There is a quality about Alan Yang’s film that lingers throughout most of the film, Tigertail, a realistic time-skipping film written and directed by Alan Yang. Where there often is a slow-building tension and the viewer is expecting an explosive payoff of drama, one question throughout the viewing experience is when exactly does this explosive payoff come? I find out only out after watching the film with some passage of time.
Tigertail tells the story of a man named Pin-Jui (played by Tzi Ma) who is living in present-day America and often reminisces about being raised within the village Huwei (aka Tigertail) in Taiwan. Reveries of Pin-Jui’s memories with hardship growing up with his mother (played by Yang Kuei-Mei) working in a factory together, resulting in some laughter and joy extending all the way until Pin-Jui becomes a young man (played by Hong-Chi Lee – delivering a very charming and commendable performance). Soon after, Pin-Jui is compelled to make life-altering choices leaving behind his mother, his motherland, and his yearning to immigrate to America. The resulting inner conflict is what drives the bulk of the story in the present.
The portions of the story based in Huwei are shot and filmed with an enthusiastic appeal even during some intense moments; golden yellows, vivid reds, rich greens, and deep blues. The youthful exuberant love of Pin-Jui’s life in Taiwan with Yuan (played by Yo-Hsing Fang – who is a sizzling and complex character) and when meeting his boss’s daughter Zhenzhen (played by Kunjue Li) is dream-like even during quieter moments with unspoken conflicts. Contrastingly, the scenes with Pin-Jui once newly married arriving in America in the 1970s the dream-like sheen of the film’s photography begins to fade and resemble regular everyday life, lasting until the end of the film.

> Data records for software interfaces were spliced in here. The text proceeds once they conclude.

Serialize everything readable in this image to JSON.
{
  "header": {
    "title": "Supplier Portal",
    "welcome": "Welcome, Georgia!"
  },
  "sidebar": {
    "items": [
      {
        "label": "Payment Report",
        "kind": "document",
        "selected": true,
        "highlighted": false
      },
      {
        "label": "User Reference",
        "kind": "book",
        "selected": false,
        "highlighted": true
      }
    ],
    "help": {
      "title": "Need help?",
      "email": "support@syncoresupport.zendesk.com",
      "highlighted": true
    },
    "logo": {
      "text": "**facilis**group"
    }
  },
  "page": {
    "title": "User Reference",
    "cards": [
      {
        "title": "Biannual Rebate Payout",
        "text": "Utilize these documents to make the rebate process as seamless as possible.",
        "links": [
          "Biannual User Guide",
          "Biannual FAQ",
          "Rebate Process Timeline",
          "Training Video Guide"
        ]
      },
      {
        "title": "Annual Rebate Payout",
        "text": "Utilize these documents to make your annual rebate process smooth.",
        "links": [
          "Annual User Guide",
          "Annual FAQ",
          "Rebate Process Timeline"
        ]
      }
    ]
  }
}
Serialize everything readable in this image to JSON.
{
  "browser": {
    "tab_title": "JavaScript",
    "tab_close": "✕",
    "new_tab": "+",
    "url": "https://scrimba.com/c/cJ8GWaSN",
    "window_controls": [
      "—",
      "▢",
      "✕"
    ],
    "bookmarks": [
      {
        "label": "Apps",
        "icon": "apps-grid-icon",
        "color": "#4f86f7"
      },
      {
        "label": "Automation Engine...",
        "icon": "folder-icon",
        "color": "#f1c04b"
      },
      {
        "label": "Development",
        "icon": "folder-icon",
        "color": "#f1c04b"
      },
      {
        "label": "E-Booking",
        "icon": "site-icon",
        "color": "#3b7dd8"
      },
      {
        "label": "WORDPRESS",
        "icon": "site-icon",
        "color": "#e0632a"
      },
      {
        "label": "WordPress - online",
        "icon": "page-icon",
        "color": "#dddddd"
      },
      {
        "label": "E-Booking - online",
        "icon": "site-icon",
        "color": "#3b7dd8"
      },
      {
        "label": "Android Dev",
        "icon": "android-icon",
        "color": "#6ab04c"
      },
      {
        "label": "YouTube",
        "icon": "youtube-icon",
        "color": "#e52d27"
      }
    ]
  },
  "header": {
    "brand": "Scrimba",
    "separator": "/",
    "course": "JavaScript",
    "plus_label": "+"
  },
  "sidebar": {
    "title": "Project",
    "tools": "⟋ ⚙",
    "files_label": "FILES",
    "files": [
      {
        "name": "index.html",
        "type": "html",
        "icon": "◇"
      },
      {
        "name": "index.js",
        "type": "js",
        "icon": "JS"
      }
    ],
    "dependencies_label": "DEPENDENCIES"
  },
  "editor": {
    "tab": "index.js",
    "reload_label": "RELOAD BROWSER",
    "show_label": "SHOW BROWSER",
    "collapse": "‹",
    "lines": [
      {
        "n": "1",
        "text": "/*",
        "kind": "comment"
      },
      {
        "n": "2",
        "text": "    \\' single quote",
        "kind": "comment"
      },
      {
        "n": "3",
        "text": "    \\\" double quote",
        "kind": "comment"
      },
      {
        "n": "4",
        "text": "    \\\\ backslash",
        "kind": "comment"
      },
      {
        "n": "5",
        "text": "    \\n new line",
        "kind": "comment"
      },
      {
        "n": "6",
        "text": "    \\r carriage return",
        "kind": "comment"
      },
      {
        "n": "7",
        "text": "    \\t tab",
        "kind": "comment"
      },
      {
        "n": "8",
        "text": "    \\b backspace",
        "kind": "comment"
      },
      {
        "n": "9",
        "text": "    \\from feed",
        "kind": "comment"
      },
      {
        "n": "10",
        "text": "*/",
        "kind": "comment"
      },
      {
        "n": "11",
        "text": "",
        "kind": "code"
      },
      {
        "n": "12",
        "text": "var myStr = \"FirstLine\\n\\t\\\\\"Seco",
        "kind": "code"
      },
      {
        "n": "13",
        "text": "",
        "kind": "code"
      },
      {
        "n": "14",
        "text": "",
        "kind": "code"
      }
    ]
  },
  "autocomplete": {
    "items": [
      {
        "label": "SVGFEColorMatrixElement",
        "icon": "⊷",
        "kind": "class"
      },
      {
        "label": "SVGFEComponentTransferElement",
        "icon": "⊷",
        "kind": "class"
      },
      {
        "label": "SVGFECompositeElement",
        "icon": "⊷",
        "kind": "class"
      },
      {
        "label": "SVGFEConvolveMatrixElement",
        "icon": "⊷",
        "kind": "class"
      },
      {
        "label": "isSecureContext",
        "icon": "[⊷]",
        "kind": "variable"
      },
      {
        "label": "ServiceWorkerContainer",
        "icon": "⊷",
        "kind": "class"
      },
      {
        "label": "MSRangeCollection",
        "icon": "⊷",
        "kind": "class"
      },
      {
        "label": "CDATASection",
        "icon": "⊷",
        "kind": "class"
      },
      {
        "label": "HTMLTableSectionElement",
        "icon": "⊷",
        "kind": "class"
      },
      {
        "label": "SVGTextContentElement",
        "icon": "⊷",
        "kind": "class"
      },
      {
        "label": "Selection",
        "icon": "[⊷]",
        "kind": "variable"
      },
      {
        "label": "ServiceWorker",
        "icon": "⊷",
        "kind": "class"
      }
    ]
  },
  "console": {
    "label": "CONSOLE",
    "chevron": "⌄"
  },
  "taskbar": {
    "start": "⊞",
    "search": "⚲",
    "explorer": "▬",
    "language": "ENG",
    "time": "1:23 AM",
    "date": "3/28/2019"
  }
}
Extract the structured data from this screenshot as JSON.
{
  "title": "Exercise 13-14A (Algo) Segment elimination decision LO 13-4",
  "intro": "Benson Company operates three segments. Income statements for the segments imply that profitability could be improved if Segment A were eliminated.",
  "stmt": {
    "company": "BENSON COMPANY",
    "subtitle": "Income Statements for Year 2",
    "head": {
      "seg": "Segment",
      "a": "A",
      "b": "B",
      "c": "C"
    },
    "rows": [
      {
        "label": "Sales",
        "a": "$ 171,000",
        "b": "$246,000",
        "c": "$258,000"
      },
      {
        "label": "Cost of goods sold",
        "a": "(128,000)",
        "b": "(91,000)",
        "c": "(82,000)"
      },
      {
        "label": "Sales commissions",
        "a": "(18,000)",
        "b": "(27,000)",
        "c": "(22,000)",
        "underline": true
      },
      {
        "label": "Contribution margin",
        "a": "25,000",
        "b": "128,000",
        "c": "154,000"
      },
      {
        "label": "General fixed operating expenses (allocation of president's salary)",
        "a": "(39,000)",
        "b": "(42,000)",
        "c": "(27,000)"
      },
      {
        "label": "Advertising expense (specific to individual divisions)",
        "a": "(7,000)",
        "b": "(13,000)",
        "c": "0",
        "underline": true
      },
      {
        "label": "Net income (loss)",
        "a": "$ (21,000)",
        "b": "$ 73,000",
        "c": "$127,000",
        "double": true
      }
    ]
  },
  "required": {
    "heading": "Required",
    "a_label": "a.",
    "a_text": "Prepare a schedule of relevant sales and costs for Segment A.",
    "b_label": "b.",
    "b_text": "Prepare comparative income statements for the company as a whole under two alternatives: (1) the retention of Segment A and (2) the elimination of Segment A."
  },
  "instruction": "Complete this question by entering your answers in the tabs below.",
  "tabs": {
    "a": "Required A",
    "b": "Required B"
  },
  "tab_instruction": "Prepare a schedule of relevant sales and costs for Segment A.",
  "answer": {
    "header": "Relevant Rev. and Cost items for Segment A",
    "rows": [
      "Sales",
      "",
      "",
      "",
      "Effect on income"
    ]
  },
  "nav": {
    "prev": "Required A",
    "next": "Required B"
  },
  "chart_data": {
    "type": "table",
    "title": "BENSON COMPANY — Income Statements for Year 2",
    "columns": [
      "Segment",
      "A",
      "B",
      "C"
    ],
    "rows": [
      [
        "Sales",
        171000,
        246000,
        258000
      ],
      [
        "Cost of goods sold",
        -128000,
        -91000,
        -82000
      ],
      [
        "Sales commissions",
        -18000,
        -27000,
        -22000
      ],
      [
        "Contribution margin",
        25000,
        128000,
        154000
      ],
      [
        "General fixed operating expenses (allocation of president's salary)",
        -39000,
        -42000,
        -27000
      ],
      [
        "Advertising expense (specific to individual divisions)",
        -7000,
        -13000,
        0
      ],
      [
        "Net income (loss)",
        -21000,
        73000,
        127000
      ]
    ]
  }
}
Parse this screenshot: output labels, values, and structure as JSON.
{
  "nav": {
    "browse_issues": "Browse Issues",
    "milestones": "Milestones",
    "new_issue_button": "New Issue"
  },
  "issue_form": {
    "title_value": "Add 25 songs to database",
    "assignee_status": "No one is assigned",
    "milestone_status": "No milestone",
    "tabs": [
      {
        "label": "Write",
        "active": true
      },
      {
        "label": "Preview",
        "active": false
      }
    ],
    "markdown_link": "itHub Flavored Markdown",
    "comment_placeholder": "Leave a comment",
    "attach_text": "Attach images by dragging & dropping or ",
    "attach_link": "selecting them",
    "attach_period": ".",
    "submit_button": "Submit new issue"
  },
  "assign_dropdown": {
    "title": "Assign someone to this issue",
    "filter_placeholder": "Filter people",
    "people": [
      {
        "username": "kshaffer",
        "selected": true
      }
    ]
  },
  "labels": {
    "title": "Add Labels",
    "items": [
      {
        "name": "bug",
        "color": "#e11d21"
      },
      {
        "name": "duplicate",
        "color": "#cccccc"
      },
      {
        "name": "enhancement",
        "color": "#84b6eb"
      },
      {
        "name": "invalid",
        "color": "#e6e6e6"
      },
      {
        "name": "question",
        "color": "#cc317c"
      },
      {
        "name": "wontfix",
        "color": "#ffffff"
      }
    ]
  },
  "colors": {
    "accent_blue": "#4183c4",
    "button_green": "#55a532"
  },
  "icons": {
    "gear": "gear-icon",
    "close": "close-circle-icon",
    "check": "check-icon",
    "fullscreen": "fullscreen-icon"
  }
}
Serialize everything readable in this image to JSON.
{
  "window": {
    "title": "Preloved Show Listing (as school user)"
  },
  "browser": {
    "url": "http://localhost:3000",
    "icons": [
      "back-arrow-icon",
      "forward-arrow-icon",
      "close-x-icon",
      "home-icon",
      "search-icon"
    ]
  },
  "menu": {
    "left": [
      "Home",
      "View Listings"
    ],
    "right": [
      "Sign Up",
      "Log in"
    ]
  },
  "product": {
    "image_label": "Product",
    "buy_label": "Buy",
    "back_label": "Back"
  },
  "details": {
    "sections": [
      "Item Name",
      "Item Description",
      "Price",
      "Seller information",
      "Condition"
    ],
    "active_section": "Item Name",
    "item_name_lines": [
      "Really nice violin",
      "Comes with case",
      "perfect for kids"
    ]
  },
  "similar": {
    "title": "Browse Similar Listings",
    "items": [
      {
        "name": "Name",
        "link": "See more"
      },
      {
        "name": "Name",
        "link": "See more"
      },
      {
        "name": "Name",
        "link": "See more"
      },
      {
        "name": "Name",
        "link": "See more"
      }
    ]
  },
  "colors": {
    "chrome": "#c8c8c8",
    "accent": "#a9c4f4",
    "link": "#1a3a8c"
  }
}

In its current setting, while Pin-Jui is distant with both his wife (played by Fiona Fu) and American-born daughter Angela (played by Christine Ko, with such beauty and vulnerable believability), Angela is also going through her own trials and tribulations and is looking toward Pin-Jui for guidance and emotional support. Due to memories of Taiwan and life after marriage adjusting to America in the 1970s, Pin-Jui in the present just does not know how to provide the emotional support Angela needs, resulting in the further fractured framework of his present.
While Tigertail can be considered quite a departure from Alan Yang’s Master of None television series (co-created and starring Aziz Ansari) the film does have quite a few well-delivered scenes. Other than all of the remarkable supporting performances, three elements largely highlight unique parts of the film:
- Alan Yang’s real father delivering the narrative voiceover(in Mandarin)
- Michael Brook’s well-composed score
- Tzi Ma’s excellent restrained display of psychological turmoil and external reticence of expression.
Certain scenes where his character, Pin Jiu is going about his mostly lonesome daily life, or where he receives a reply message on Facebook, or even reacting with excellent controlled dialogue delivery in the dramatic scenes, Tzi Ma simply shines.
Surprisingly, Tigertail rarely goes beyond the expectations that the viewer eagerly awaits after watching the great trailer, as the majority of the film’s core is contained within it. Despite the film’s brisk length, Tigertail is one of those rare films which needs to be longer and expand on its dramatic scenes; too much time was given to the “adjusting” to life after Pin-Jui’s arrival in America and too little time was given to an important character (elegantly played by Joan Chen) which Pin-Jui only reconnects within his older years, which is a pity.
As the film is not much of a departure when compared to other indie films featuring Asian-Americans dealing with the acculturation aspect of immigration; to name just three such examples – The Namesake (2006), In Between Days (also 2006) and Gook (2017).
Therefore, instead of labeling Tigertail as an Asian-American story, it should be viewed as actually an Asian story about a Taiwanese man who raised a family, adjusted to America but rarely tastes the fruits of happiness associated with the ‘American Dream’. Yet, this is not saying Tigertail is a bad film when in fact it is a good, well-made one — but just not one achieving levels of cinematic greatness. Nonetheless, Tigertail is definitely worthy of watching as Alan Yang has managed to produce a decent film, which afterward viewers can expect even greater work in the future.
Abhishek Sharma is in the field of Career Counseling and Life Coaching and is employed at the Progressive Intercultural Community Services (PICS) Society. He volunteers with the Richmond Multicultural Community Services and the Vancouver Asian Film Festival (VAFF). In his community work, Abhishek manages volunteers, works with individuals from all types of backgrounds, facilitates career development workshops in employment centres as well as leads customer service experience initiatives. An avid reader and pop-cultural enthusiast, Abhishek is a freelance writer and is a frequent contributor to Ricepaper magazine.